START Data to use

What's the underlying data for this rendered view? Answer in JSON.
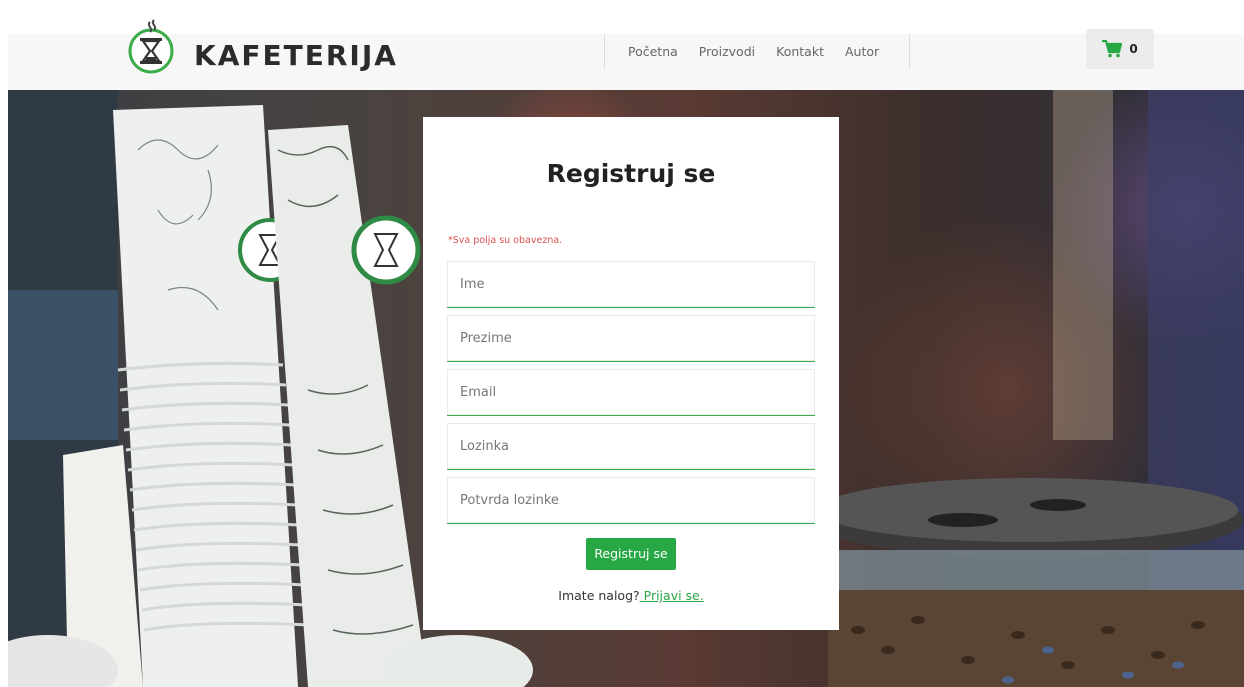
{
  "brand": {
    "name": "KAFETERIJA"
  },
  "nav": {
    "items": [
      "Početna",
      "Proizvodi",
      "Kontakt",
      "Autor"
    ]
  },
  "cart": {
    "count": "0",
    "icon": "shopping-cart-icon",
    "color": "#28a745"
  },
  "form": {
    "title": "Registruj se",
    "required_note": "*Sva polja su obavezna.",
    "fields": [
      {
        "placeholder": "Ime"
      },
      {
        "placeholder": "Prezime"
      },
      {
        "placeholder": "Email"
      },
      {
        "placeholder": "Lozinka"
      },
      {
        "placeholder": "Potvrda lozinke"
      }
    ],
    "submit_label": "Registruj se",
    "login_prompt": "Imate nalog?",
    "login_link": " Prijavi se."
  },
  "colors": {
    "accent": "#28a745",
    "error": "#d9534f"
  }
}
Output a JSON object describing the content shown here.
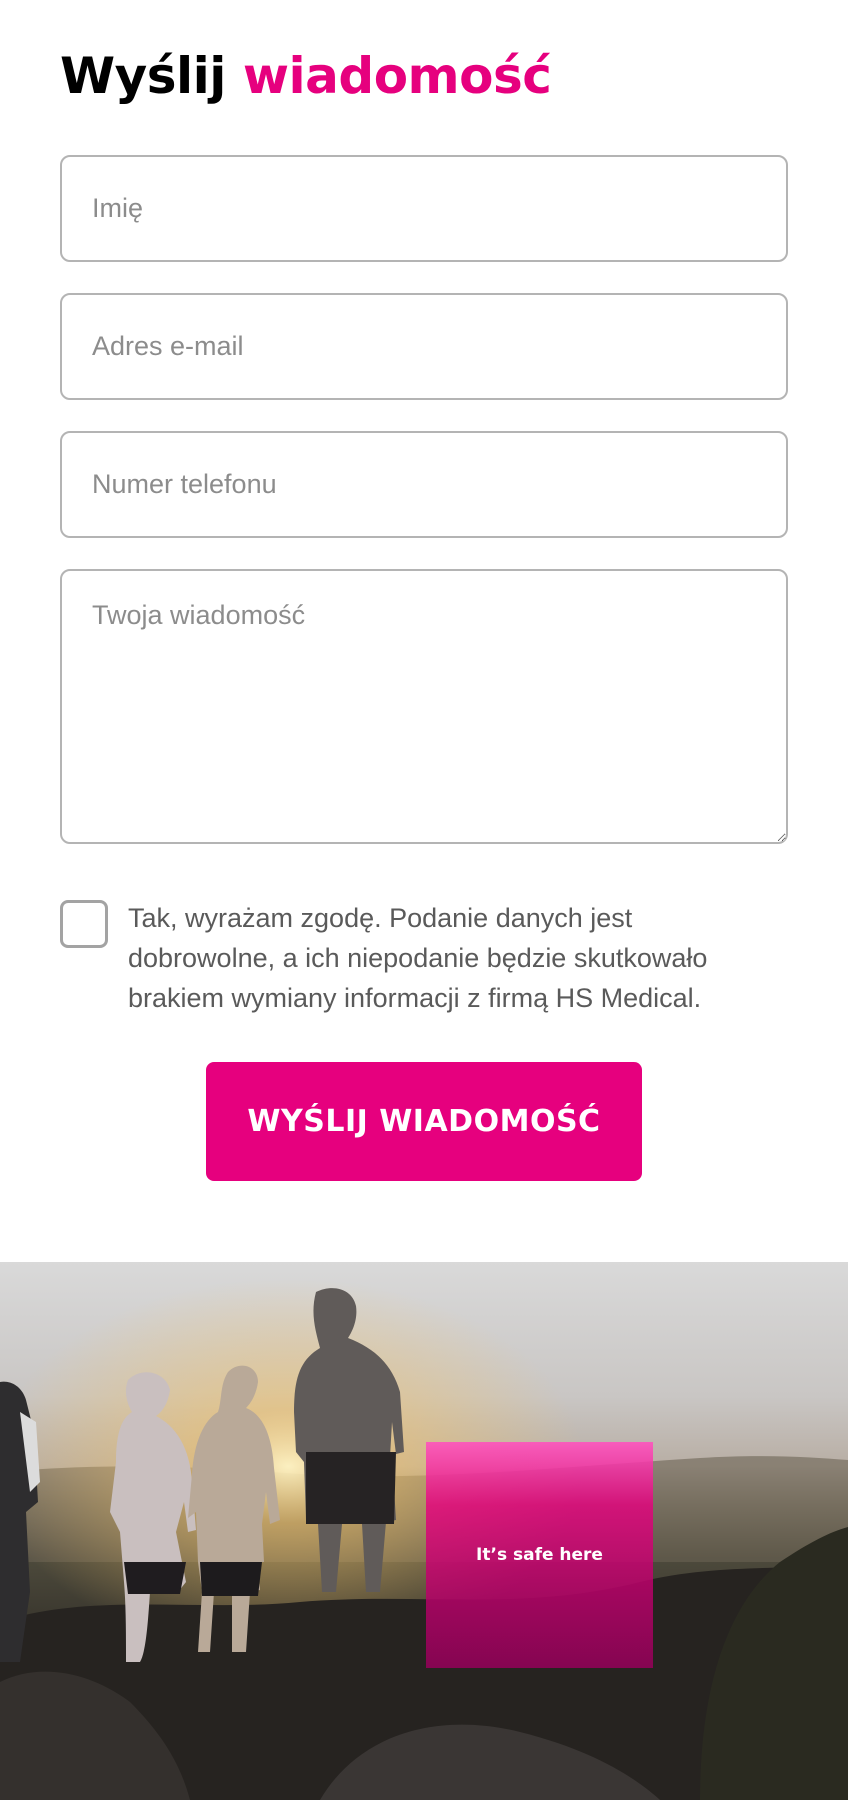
{
  "contact_form": {
    "heading_plain": "Wyślij",
    "heading_accent": "wiadomość",
    "name_placeholder": "Imię",
    "email_placeholder": "Adres e-mail",
    "phone_placeholder": "Numer telefonu",
    "message_placeholder": "Twoja wiadomość",
    "consent_text": "Tak, wyrażam zgodę. Podanie danych jest dobrowolne, a ich niepodanie będzie skutkowało brakiem wymiany informacji z firmą HS Medical.",
    "consent_checked": false,
    "submit_label": "WYŚLIJ WIADOMOŚĆ"
  },
  "hero_photo": {
    "badge_text": "It’s safe here"
  },
  "colors": {
    "accent": "#e6007e",
    "heading": "#000000",
    "field_border": "#b4b4b4",
    "placeholder": "#8c8c8c",
    "body_text": "#5a5a5a"
  }
}
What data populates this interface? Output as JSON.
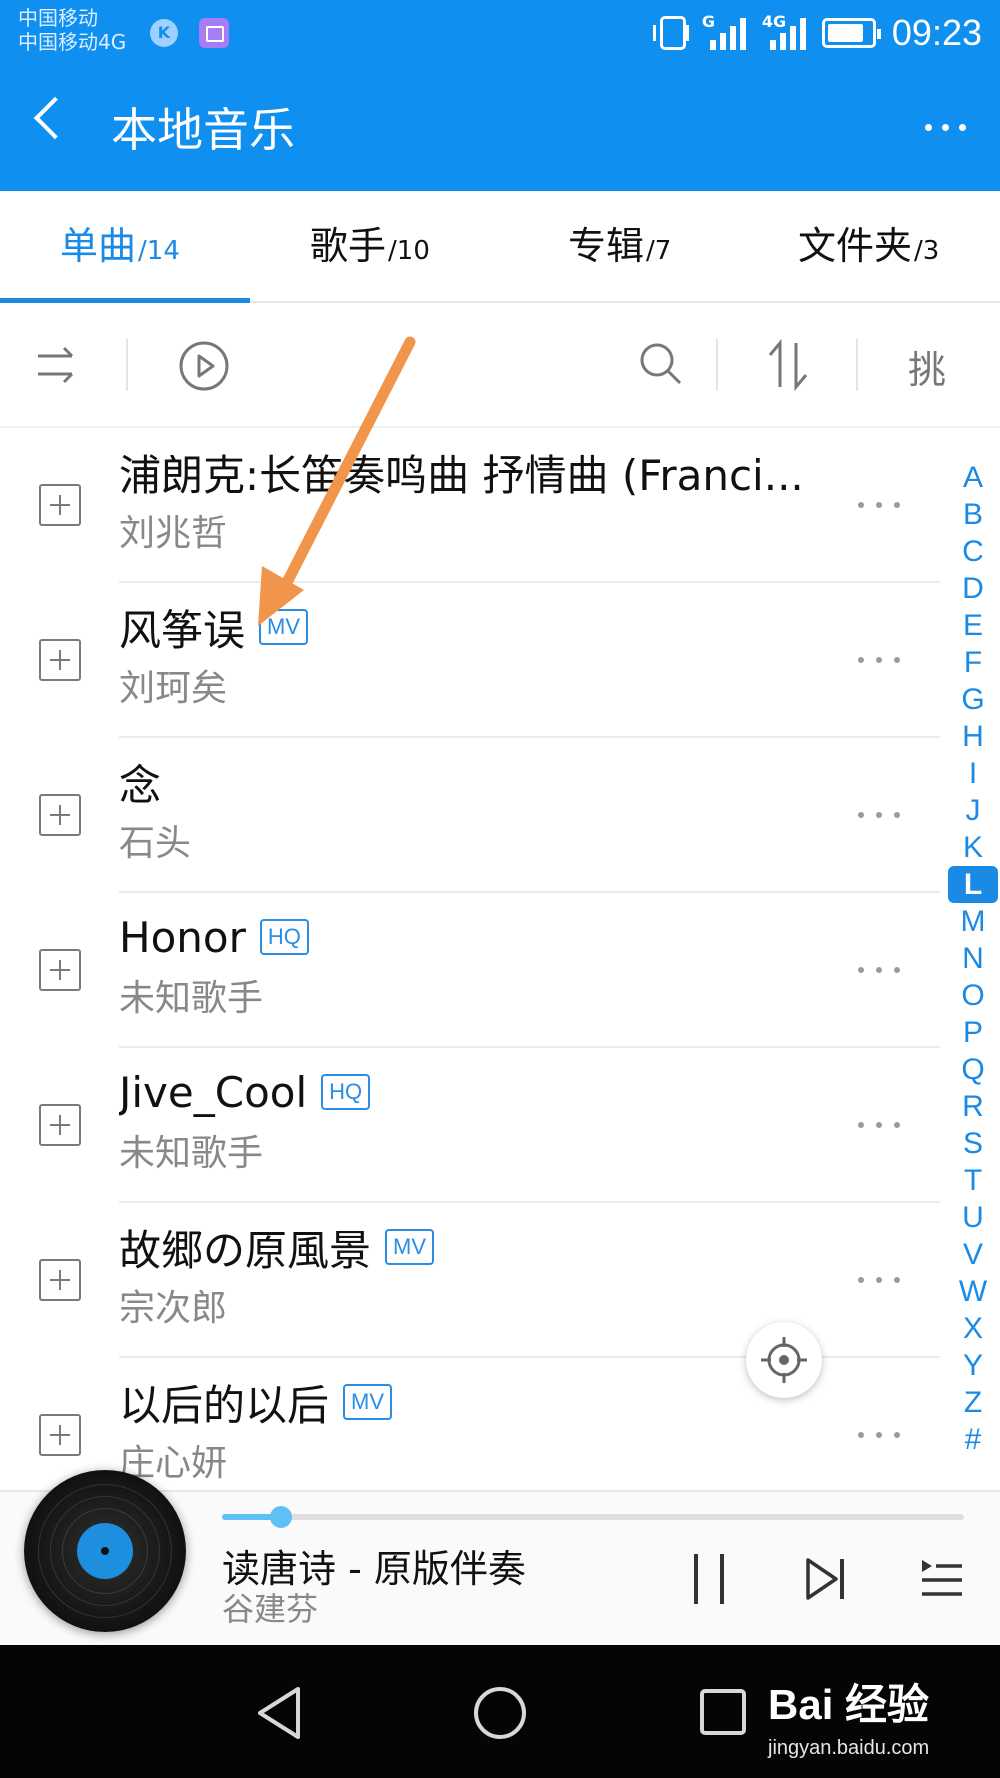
{
  "status_bar": {
    "carrier1": "中国移动",
    "carrier2": "中国移动4G",
    "sig1_tag": "G",
    "sig2_tag": "4G",
    "battery_level": 0.85,
    "time": "09:23"
  },
  "header": {
    "title": "本地音乐"
  },
  "tabs": [
    {
      "label": "单曲",
      "count": "/14",
      "active": true
    },
    {
      "label": "歌手",
      "count": "/10",
      "active": false
    },
    {
      "label": "专辑",
      "count": "/7",
      "active": false
    },
    {
      "label": "文件夹",
      "count": "/3",
      "active": false
    }
  ],
  "toolbar": {
    "pick_label": "挑"
  },
  "songs": [
    {
      "title": "浦朗克:长笛奏鸣曲 抒情曲 (Franci...",
      "artist": "刘兆哲",
      "badge": ""
    },
    {
      "title": "风筝误",
      "artist": "刘珂矣",
      "badge": "MV"
    },
    {
      "title": "念",
      "artist": "石头",
      "badge": ""
    },
    {
      "title": "Honor",
      "artist": "未知歌手",
      "badge": "HQ"
    },
    {
      "title": "Jive_Cool",
      "artist": "未知歌手",
      "badge": "HQ"
    },
    {
      "title": "故郷の原風景",
      "artist": "宗次郎",
      "badge": "MV"
    },
    {
      "title": "以后的以后",
      "artist": "庄心妍",
      "badge": "MV"
    }
  ],
  "alphabet": [
    "A",
    "B",
    "C",
    "D",
    "E",
    "F",
    "G",
    "H",
    "I",
    "J",
    "K",
    "L",
    "M",
    "N",
    "O",
    "P",
    "Q",
    "R",
    "S",
    "T",
    "U",
    "V",
    "W",
    "X",
    "Y",
    "Z",
    "#"
  ],
  "alphabet_selected": "L",
  "now_playing": {
    "title": "读唐诗 - 原版伴奏",
    "artist": "谷建芬",
    "progress": 0.08
  },
  "watermark": {
    "logo": "Bai 经验",
    "sub": "jingyan.baidu.com"
  },
  "colors": {
    "accent": "#1a8ae5",
    "header_bg": "#0f8ff0",
    "annotation_arrow": "#f0954a"
  }
}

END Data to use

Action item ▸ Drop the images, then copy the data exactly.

Solution to this problem ▸
What's the underlying data for this rendered view? Answer in JSON.
{
  "brand": {
    "name": "KAFETERIJA"
  },
  "nav": {
    "items": [
      "Početna",
      "Proizvodi",
      "Kontakt",
      "Autor"
    ]
  },
  "cart": {
    "count": "0",
    "icon": "shopping-cart-icon",
    "color": "#28a745"
  },
  "form": {
    "title": "Registruj se",
    "required_note": "*Sva polja su obavezna.",
    "fields": [
      {
        "placeholder": "Ime"
      },
      {
        "placeholder": "Prezime"
      },
      {
        "placeholder": "Email"
      },
      {
        "placeholder": "Lozinka"
      },
      {
        "placeholder": "Potvrda lozinke"
      }
    ],
    "submit_label": "Registruj se",
    "login_prompt": "Imate nalog?",
    "login_link": " Prijavi se."
  },
  "colors": {
    "accent": "#28a745",
    "error": "#d9534f"
  }
}
Output a JSON object describing the content shown here.
{
  "contact_form": {
    "heading_plain": "Wyślij",
    "heading_accent": "wiadomość",
    "name_placeholder": "Imię",
    "email_placeholder": "Adres e-mail",
    "phone_placeholder": "Numer telefonu",
    "message_placeholder": "Twoja wiadomość",
    "consent_text": "Tak, wyrażam zgodę. Podanie danych jest dobrowolne, a ich niepodanie będzie skutkowało brakiem wymiany informacji z firmą HS Medical.",
    "consent_checked": false,
    "submit_label": "WYŚLIJ WIADOMOŚĆ"
  },
  "hero_photo": {
    "badge_text": "It’s safe here"
  },
  "colors": {
    "accent": "#e6007e",
    "heading": "#000000",
    "field_border": "#b4b4b4",
    "placeholder": "#8c8c8c",
    "body_text": "#5a5a5a"
  }
}
What data populates this interface? Output as JSON.
{
  "status_bar": {
    "carrier1": "中国移动",
    "carrier2": "中国移动4G",
    "sig1_tag": "G",
    "sig2_tag": "4G",
    "battery_level": 0.85,
    "time": "09:23"
  },
  "header": {
    "title": "本地音乐"
  },
  "tabs": [
    {
      "label": "单曲",
      "count": "/14",
      "active": true
    },
    {
      "label": "歌手",
      "count": "/10",
      "active": false
    },
    {
      "label": "专辑",
      "count": "/7",
      "active": false
    },
    {
      "label": "文件夹",
      "count": "/3",
      "active": false
    }
  ],
  "toolbar": {
    "pick_label": "挑"
  },
  "songs": [
    {
      "title": "浦朗克:长笛奏鸣曲 抒情曲 (Franci...",
      "artist": "刘兆哲",
      "badge": ""
    },
    {
      "title": "风筝误",
      "artist": "刘珂矣",
      "badge": "MV"
    },
    {
      "title": "念",
      "artist": "石头",
      "badge": ""
    },
    {
      "title": "Honor",
      "artist": "未知歌手",
      "badge": "HQ"
    },
    {
      "title": "Jive_Cool",
      "artist": "未知歌手",
      "badge": "HQ"
    },
    {
      "title": "故郷の原風景",
      "artist": "宗次郎",
      "badge": "MV"
    },
    {
      "title": "以后的以后",
      "artist": "庄心妍",
      "badge": "MV"
    }
  ],
  "alphabet": [
    "A",
    "B",
    "C",
    "D",
    "E",
    "F",
    "G",
    "H",
    "I",
    "J",
    "K",
    "L",
    "M",
    "N",
    "O",
    "P",
    "Q",
    "R",
    "S",
    "T",
    "U",
    "V",
    "W",
    "X",
    "Y",
    "Z",
    "#"
  ],
  "alphabet_selected": "L",
  "now_playing": {
    "title": "读唐诗 - 原版伴奏",
    "artist": "谷建芬",
    "progress": 0.08
  },
  "watermark": {
    "logo": "Bai 经验",
    "sub": "jingyan.baidu.com"
  },
  "colors": {
    "accent": "#1a8ae5",
    "header_bg": "#0f8ff0",
    "annotation_arrow": "#f0954a"
  }
}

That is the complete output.